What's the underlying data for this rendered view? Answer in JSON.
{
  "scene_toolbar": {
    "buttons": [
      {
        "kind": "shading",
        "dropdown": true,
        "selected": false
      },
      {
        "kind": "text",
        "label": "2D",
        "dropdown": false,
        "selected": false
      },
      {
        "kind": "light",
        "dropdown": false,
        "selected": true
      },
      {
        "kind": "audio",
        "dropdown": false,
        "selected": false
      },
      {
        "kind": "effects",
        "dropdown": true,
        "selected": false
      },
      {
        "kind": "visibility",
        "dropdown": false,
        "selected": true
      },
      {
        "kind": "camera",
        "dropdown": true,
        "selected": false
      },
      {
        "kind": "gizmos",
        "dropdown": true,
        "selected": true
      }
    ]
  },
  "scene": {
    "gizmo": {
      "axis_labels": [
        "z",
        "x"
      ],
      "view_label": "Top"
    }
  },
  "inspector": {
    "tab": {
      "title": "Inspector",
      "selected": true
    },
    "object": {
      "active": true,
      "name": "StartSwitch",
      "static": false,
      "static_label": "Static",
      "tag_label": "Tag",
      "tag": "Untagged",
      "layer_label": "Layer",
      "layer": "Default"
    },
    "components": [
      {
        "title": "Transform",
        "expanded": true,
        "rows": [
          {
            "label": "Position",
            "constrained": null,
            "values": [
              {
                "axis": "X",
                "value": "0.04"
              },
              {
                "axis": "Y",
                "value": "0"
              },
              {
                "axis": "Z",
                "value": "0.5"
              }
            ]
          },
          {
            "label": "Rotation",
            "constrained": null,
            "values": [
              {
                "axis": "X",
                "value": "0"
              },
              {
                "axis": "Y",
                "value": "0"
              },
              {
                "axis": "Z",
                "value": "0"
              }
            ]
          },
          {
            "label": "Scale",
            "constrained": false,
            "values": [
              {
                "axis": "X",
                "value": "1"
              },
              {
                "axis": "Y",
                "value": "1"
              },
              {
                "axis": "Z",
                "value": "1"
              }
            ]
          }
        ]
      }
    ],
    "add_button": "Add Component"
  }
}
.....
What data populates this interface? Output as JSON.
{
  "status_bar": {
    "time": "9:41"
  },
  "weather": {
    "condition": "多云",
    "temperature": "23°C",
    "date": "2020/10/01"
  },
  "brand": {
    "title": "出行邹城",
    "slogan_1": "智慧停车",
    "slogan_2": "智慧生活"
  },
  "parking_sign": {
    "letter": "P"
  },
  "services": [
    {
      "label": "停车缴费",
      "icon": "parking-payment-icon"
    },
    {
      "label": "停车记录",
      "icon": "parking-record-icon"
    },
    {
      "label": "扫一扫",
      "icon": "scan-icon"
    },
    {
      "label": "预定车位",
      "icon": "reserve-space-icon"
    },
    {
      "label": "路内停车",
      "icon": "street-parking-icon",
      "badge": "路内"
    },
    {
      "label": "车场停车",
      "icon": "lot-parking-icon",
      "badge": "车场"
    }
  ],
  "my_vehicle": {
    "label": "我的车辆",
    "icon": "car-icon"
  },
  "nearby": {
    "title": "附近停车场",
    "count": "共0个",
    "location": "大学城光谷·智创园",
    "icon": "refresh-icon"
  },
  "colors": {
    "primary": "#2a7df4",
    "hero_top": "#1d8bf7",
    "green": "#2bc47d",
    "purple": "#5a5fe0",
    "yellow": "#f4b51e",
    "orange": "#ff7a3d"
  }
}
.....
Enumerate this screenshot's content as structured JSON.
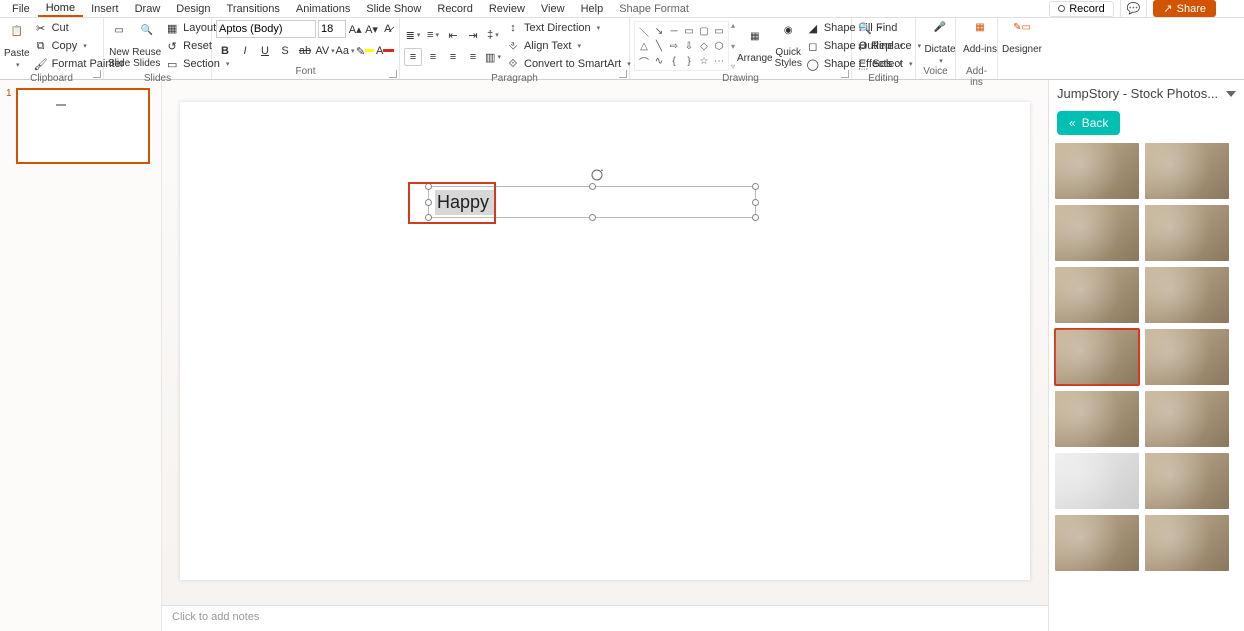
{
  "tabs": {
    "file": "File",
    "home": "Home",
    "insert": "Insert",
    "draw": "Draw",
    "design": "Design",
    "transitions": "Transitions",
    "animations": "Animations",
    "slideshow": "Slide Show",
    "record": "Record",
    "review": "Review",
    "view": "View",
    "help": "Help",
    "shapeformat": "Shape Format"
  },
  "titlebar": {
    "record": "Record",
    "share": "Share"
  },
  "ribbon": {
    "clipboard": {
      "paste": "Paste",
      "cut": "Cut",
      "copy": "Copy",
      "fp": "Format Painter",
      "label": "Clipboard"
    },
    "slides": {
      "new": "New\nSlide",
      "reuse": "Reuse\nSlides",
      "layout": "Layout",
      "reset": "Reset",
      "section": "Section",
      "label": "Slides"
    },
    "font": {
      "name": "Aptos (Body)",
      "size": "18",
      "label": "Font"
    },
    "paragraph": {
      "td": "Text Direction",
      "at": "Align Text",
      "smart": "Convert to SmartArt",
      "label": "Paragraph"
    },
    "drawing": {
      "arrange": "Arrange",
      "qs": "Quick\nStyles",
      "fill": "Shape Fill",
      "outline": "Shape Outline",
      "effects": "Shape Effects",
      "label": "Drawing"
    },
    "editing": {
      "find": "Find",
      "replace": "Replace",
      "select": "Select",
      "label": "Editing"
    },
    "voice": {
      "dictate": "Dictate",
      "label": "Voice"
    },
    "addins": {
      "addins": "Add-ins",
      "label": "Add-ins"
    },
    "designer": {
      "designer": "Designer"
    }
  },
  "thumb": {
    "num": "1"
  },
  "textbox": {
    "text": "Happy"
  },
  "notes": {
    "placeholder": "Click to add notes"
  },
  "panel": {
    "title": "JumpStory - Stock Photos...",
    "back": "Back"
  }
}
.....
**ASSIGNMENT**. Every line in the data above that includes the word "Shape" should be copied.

**EXERCISE SOLUTION**.
    "shapeformat": "Shape Format"
      "fill": "Shape Fill",
      "outline": "Shape Outline",
      "effects": "Shape Effects",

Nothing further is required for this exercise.